INFORMATION SHOWN Start Marker
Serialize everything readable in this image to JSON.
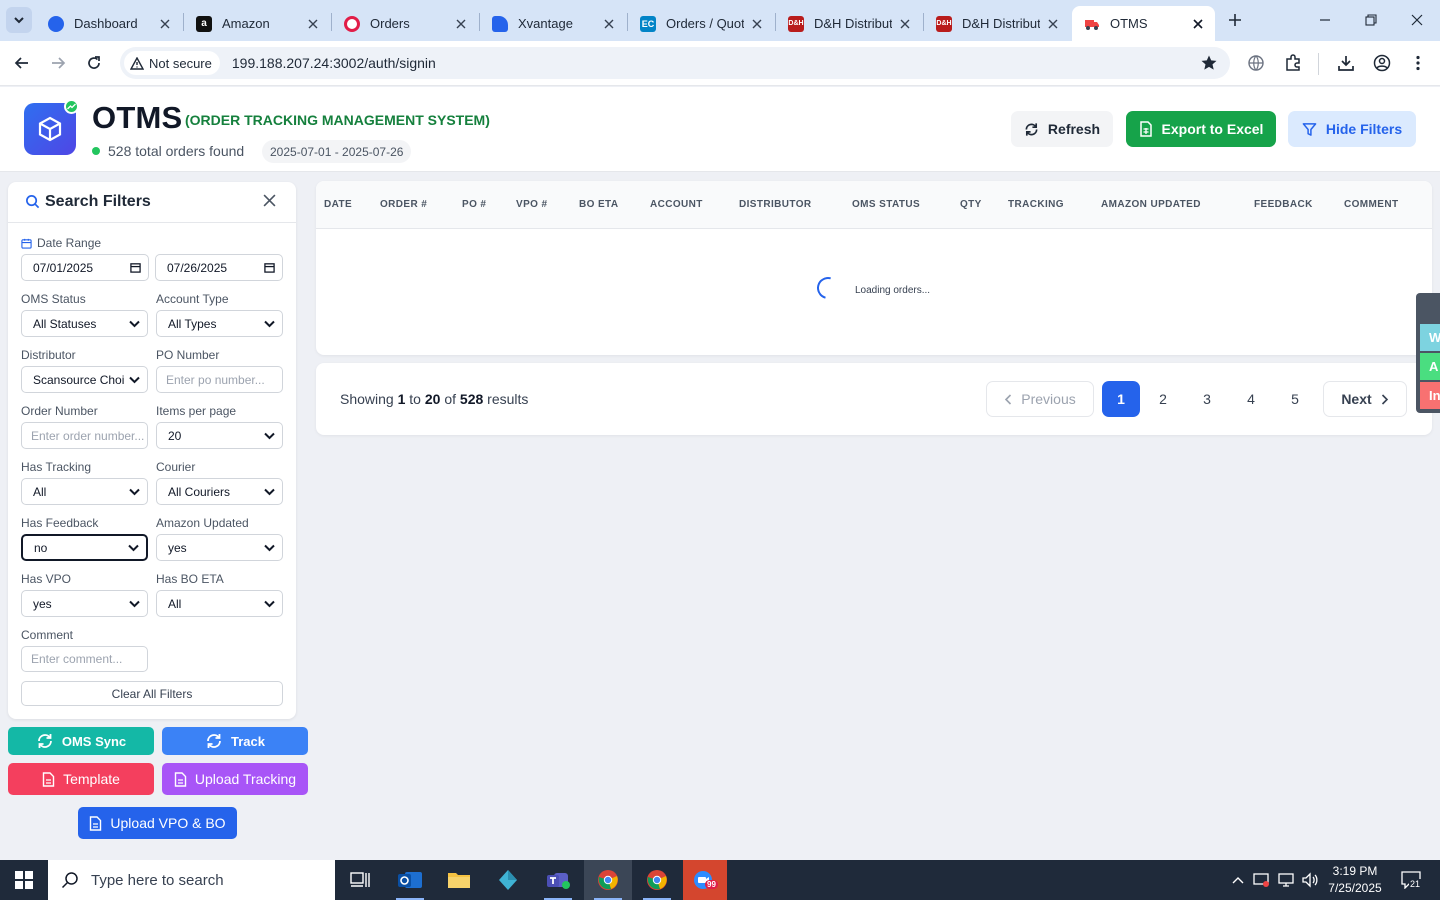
{
  "browser": {
    "tabs": [
      {
        "title": "Dashboard",
        "favicon": "globe-icon",
        "color": "#2563eb"
      },
      {
        "title": "Amazon",
        "favicon": "amazon-icon",
        "color": "#111111"
      },
      {
        "title": "Orders",
        "favicon": "orders-icon",
        "color": "#e11d48"
      },
      {
        "title": "Xvantage",
        "favicon": "xvantage-icon",
        "color": "#2563eb"
      },
      {
        "title": "Orders / Quot",
        "favicon": "ec-icon",
        "color": "#0284c7"
      },
      {
        "title": "D&H Distribut",
        "favicon": "dh-icon",
        "color": "#b91c1c"
      },
      {
        "title": "D&H Distribut",
        "favicon": "dh-icon",
        "color": "#b91c1c"
      },
      {
        "title": "OTMS",
        "favicon": "otms-icon",
        "color": "#ef4444",
        "active": true
      }
    ],
    "security_label": "Not secure",
    "url": "199.188.207.24:3002/auth/signin"
  },
  "header": {
    "title": "OTMS",
    "subtitle": "(ORDER TRACKING MANAGEMENT SYSTEM)",
    "orders_found": "528 total orders found",
    "date_range": "2025-07-01 - 2025-07-26",
    "refresh_label": "Refresh",
    "export_label": "Export to Excel",
    "hide_filters_label": "Hide Filters"
  },
  "filters": {
    "title": "Search Filters",
    "date_range_label": "Date Range",
    "date_from": "07/01/2025",
    "date_to": "07/26/2025",
    "oms_status": {
      "label": "OMS Status",
      "value": "All Statuses"
    },
    "account_type": {
      "label": "Account Type",
      "value": "All Types"
    },
    "distributor": {
      "label": "Distributor",
      "value": "Scansource Choi"
    },
    "po_number": {
      "label": "PO Number",
      "placeholder": "Enter po number..."
    },
    "order_number": {
      "label": "Order Number",
      "placeholder": "Enter order number..."
    },
    "items_per_page": {
      "label": "Items per page",
      "value": "20"
    },
    "has_tracking": {
      "label": "Has Tracking",
      "value": "All"
    },
    "courier": {
      "label": "Courier",
      "value": "All Couriers"
    },
    "has_feedback": {
      "label": "Has Feedback",
      "value": "no"
    },
    "amazon_updated": {
      "label": "Amazon Updated",
      "value": "yes"
    },
    "has_vpo": {
      "label": "Has VPO",
      "value": "yes"
    },
    "has_bo_eta": {
      "label": "Has BO ETA",
      "value": "All"
    },
    "comment": {
      "label": "Comment",
      "placeholder": "Enter comment..."
    },
    "clear_label": "Clear All Filters"
  },
  "actions": {
    "oms_sync": "OMS Sync",
    "track": "Track",
    "template": "Template",
    "upload_tracking": "Upload Tracking",
    "upload_vpo": "Upload VPO & BO"
  },
  "table": {
    "columns": [
      "DATE",
      "ORDER #",
      "PO #",
      "VPO #",
      "BO ETA",
      "ACCOUNT",
      "DISTRIBUTOR",
      "OMS STATUS",
      "QTY",
      "TRACKING",
      "AMAZON UPDATED",
      "FEEDBACK",
      "COMMENT"
    ],
    "loading_text": "Loading orders..."
  },
  "pagination": {
    "showing_prefix": "Showing",
    "from": "1",
    "to_word": "to",
    "to": "20",
    "of_word": "of",
    "total": "528",
    "results_word": "results",
    "previous": "Previous",
    "next": "Next",
    "pages": [
      "1",
      "2",
      "3",
      "4",
      "5"
    ],
    "current_page": "1"
  },
  "edge_widget": [
    {
      "label": "W",
      "color": "#7dd3e0"
    },
    {
      "label": "A",
      "color": "#4ade80"
    },
    {
      "label": "In",
      "color": "#f87171"
    }
  ],
  "taskbar": {
    "search_placeholder": "Type here to search",
    "time": "3:19 PM",
    "date": "7/25/2025",
    "notification_count": "21",
    "zoom_badge": "99"
  },
  "colors": {
    "primary": "#2563eb",
    "success": "#16a34a",
    "teal": "#14b8a6",
    "pink": "#f43f5e",
    "purple": "#a855f7"
  }
}
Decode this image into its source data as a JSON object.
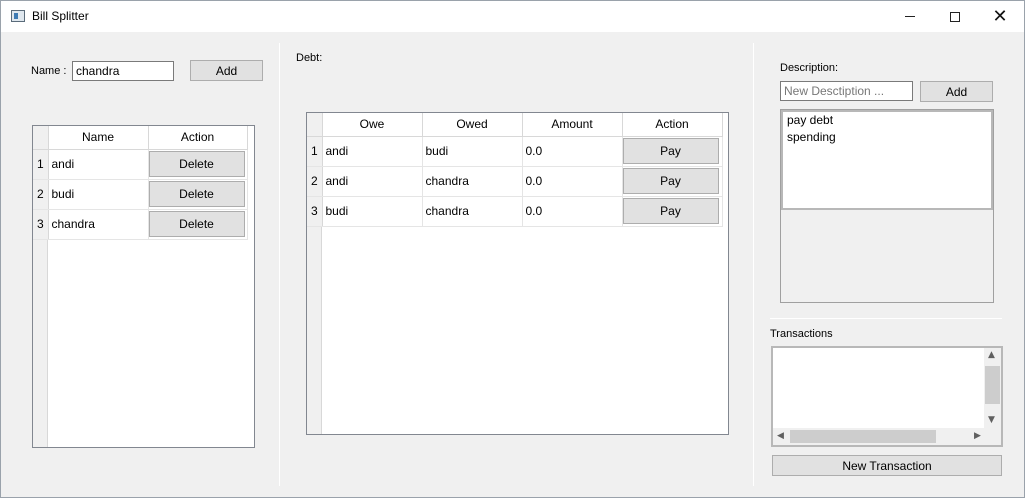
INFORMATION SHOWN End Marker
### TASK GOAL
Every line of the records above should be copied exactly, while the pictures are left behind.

### ANSWER SECTION
Serialize everything readable in this image to JSON.
{
  "browser": {
    "tabs": [
      {
        "title": "Dashboard",
        "favicon": "globe-icon",
        "color": "#2563eb"
      },
      {
        "title": "Amazon",
        "favicon": "amazon-icon",
        "color": "#111111"
      },
      {
        "title": "Orders",
        "favicon": "orders-icon",
        "color": "#e11d48"
      },
      {
        "title": "Xvantage",
        "favicon": "xvantage-icon",
        "color": "#2563eb"
      },
      {
        "title": "Orders / Quot",
        "favicon": "ec-icon",
        "color": "#0284c7"
      },
      {
        "title": "D&H Distribut",
        "favicon": "dh-icon",
        "color": "#b91c1c"
      },
      {
        "title": "D&H Distribut",
        "favicon": "dh-icon",
        "color": "#b91c1c"
      },
      {
        "title": "OTMS",
        "favicon": "otms-icon",
        "color": "#ef4444",
        "active": true
      }
    ],
    "security_label": "Not secure",
    "url": "199.188.207.24:3002/auth/signin"
  },
  "header": {
    "title": "OTMS",
    "subtitle": "(ORDER TRACKING MANAGEMENT SYSTEM)",
    "orders_found": "528 total orders found",
    "date_range": "2025-07-01 - 2025-07-26",
    "refresh_label": "Refresh",
    "export_label": "Export to Excel",
    "hide_filters_label": "Hide Filters"
  },
  "filters": {
    "title": "Search Filters",
    "date_range_label": "Date Range",
    "date_from": "07/01/2025",
    "date_to": "07/26/2025",
    "oms_status": {
      "label": "OMS Status",
      "value": "All Statuses"
    },
    "account_type": {
      "label": "Account Type",
      "value": "All Types"
    },
    "distributor": {
      "label": "Distributor",
      "value": "Scansource Choi"
    },
    "po_number": {
      "label": "PO Number",
      "placeholder": "Enter po number..."
    },
    "order_number": {
      "label": "Order Number",
      "placeholder": "Enter order number..."
    },
    "items_per_page": {
      "label": "Items per page",
      "value": "20"
    },
    "has_tracking": {
      "label": "Has Tracking",
      "value": "All"
    },
    "courier": {
      "label": "Courier",
      "value": "All Couriers"
    },
    "has_feedback": {
      "label": "Has Feedback",
      "value": "no"
    },
    "amazon_updated": {
      "label": "Amazon Updated",
      "value": "yes"
    },
    "has_vpo": {
      "label": "Has VPO",
      "value": "yes"
    },
    "has_bo_eta": {
      "label": "Has BO ETA",
      "value": "All"
    },
    "comment": {
      "label": "Comment",
      "placeholder": "Enter comment..."
    },
    "clear_label": "Clear All Filters"
  },
  "actions": {
    "oms_sync": "OMS Sync",
    "track": "Track",
    "template": "Template",
    "upload_tracking": "Upload Tracking",
    "upload_vpo": "Upload VPO & BO"
  },
  "table": {
    "columns": [
      "DATE",
      "ORDER #",
      "PO #",
      "VPO #",
      "BO ETA",
      "ACCOUNT",
      "DISTRIBUTOR",
      "OMS STATUS",
      "QTY",
      "TRACKING",
      "AMAZON UPDATED",
      "FEEDBACK",
      "COMMENT"
    ],
    "loading_text": "Loading orders..."
  },
  "pagination": {
    "showing_prefix": "Showing",
    "from": "1",
    "to_word": "to",
    "to": "20",
    "of_word": "of",
    "total": "528",
    "results_word": "results",
    "previous": "Previous",
    "next": "Next",
    "pages": [
      "1",
      "2",
      "3",
      "4",
      "5"
    ],
    "current_page": "1"
  },
  "edge_widget": [
    {
      "label": "W",
      "color": "#7dd3e0"
    },
    {
      "label": "A",
      "color": "#4ade80"
    },
    {
      "label": "In",
      "color": "#f87171"
    }
  ],
  "taskbar": {
    "search_placeholder": "Type here to search",
    "time": "3:19 PM",
    "date": "7/25/2025",
    "notification_count": "21",
    "zoom_badge": "99"
  },
  "colors": {
    "primary": "#2563eb",
    "success": "#16a34a",
    "teal": "#14b8a6",
    "pink": "#f43f5e",
    "purple": "#a855f7"
  }
}
Decode this image into its source data as a JSON object.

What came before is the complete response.